Written by Edna Lake
Buddhism is different from many other religions in several ways. For example, there is no Buddhist god or creator. We have to accept full responsibility for our thoughts and actions and there is on question of redemption by another being, or remission of sin. There is, of course, moral behaviour, which brings good results, and bad behaviour which brings unhappy results, and, since Buddhists believe in rebirth, we can never escape such results.
For those of us who have been brought up in a Christian country, some of the teaching is hard to understand and some of the concepts which are given Pali names cannot be easily translated into English. I shall, very occasionally, use a Pali word, but hope to make its meaning clear. For example, the word “Dukkha” is often translated as “Suffering”, but this is only one of its meanings. It can also mean “Unsatisfactoriness, because of impermanence.”
The Buddha mentioned dukkha as the main problem of life, brought about by craving, and clinging, as well as ignorance.
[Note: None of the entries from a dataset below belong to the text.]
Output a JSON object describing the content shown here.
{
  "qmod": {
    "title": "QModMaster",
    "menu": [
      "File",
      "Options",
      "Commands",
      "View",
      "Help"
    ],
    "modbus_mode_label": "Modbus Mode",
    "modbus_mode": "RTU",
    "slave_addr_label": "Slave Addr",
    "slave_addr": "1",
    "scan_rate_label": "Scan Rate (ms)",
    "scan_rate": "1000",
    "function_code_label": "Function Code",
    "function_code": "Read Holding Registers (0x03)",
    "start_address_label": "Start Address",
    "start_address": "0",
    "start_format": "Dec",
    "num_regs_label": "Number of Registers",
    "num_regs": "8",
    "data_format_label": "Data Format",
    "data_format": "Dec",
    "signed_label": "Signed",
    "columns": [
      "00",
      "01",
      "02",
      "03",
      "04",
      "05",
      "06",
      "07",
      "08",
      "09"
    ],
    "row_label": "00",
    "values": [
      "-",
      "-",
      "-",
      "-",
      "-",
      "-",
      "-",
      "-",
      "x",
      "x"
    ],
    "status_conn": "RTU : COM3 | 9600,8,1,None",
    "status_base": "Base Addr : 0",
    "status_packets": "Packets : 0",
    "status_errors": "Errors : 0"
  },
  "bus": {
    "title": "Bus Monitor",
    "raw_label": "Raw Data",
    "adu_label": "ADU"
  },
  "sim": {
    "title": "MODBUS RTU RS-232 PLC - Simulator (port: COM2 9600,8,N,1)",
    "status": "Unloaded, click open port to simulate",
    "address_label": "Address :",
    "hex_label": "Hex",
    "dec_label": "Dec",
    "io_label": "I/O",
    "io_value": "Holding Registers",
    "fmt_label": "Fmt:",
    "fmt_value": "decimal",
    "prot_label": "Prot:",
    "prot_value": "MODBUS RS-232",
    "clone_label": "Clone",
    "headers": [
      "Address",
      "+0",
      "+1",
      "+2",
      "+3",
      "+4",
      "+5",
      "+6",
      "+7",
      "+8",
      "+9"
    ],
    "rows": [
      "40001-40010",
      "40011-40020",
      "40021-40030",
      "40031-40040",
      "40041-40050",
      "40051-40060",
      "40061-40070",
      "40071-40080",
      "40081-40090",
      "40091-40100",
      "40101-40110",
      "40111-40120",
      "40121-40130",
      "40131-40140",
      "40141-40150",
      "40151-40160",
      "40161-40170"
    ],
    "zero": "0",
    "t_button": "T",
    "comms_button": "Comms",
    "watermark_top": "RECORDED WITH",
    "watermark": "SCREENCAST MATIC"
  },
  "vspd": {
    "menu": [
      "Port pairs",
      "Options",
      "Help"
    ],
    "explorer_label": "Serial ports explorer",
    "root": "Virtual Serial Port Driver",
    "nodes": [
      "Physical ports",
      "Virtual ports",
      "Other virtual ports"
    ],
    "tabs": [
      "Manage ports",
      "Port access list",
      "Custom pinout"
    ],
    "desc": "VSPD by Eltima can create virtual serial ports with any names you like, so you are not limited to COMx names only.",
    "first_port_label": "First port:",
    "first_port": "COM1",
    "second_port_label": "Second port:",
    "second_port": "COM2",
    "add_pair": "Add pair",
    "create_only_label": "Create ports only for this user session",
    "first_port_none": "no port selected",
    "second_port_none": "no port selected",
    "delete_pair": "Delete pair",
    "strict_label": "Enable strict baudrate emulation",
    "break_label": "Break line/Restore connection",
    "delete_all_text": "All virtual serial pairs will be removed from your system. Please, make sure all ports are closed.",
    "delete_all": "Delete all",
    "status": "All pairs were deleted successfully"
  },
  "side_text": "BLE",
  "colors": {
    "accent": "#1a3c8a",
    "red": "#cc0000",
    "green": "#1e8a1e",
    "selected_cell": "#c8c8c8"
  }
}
It is the first of the four noble truths which encapsulate the Buddha’s dhamma or teaching. These truths are – all forms of existence are unsatisfactory and subject to suffering. All suffering is produced by craving. The extinction of craving results in the extinction of rebirth and suffering. The Noble Eightfold Path indicates the way to bring about this extinction.
The ultimate aim is to experience Nibbana. This is no like going to heaven, or living in a state of perpetual joy. It has been compared to the blowing out of a candle flame. But more will be said about this later.
Buddhism is concerned with individual emancipation. The way forward is to follow the example of the Buddha himself, who made his discovery of the four noble truths by sitting in meditation and closely investigating his thoughts and feelings. Neither temples nor images are required, to follow the path, there are no prayers or hymns of praise, since the Buddha, though very exceptional, was still a human being. However, many devotees do find the Buddha images, the temples and the various chantings to be helpful in concentrating the mind.